### Work to complete
Extract each line of the records below that contains the word "JSON".

### Provided entries

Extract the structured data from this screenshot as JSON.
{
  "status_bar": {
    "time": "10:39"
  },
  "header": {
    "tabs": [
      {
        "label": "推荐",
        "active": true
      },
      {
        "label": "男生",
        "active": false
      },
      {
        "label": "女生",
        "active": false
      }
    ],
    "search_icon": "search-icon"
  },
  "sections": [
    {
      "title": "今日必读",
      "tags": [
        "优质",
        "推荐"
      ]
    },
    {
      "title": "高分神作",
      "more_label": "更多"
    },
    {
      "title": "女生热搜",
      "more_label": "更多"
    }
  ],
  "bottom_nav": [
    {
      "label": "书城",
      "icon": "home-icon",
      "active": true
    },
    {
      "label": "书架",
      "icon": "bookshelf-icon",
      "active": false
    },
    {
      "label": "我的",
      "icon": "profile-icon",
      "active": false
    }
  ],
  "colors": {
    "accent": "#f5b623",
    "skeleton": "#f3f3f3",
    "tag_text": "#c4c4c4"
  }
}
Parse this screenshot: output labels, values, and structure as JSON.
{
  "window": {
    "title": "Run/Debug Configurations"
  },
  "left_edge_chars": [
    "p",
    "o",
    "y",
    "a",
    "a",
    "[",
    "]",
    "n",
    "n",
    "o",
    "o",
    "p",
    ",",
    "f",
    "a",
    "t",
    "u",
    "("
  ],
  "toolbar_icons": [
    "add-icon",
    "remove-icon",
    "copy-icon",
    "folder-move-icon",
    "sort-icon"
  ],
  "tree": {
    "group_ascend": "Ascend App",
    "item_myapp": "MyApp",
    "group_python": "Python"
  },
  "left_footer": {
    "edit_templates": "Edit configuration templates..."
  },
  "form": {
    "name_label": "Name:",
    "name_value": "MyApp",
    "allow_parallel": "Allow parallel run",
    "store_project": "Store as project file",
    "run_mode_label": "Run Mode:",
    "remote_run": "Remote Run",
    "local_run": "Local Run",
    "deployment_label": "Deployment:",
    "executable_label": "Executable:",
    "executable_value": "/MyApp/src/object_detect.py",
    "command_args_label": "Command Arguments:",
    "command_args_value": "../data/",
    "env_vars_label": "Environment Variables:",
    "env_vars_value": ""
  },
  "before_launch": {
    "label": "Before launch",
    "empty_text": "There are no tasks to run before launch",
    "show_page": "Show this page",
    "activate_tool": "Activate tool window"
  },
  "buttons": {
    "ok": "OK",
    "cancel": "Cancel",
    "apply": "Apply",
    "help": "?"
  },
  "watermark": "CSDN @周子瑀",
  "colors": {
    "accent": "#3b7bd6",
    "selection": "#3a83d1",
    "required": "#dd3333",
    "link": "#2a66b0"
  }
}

### Result
Extract the structured data from this screenshot as JSON.
Parse this screenshot: output labels, values, and structure as JSON.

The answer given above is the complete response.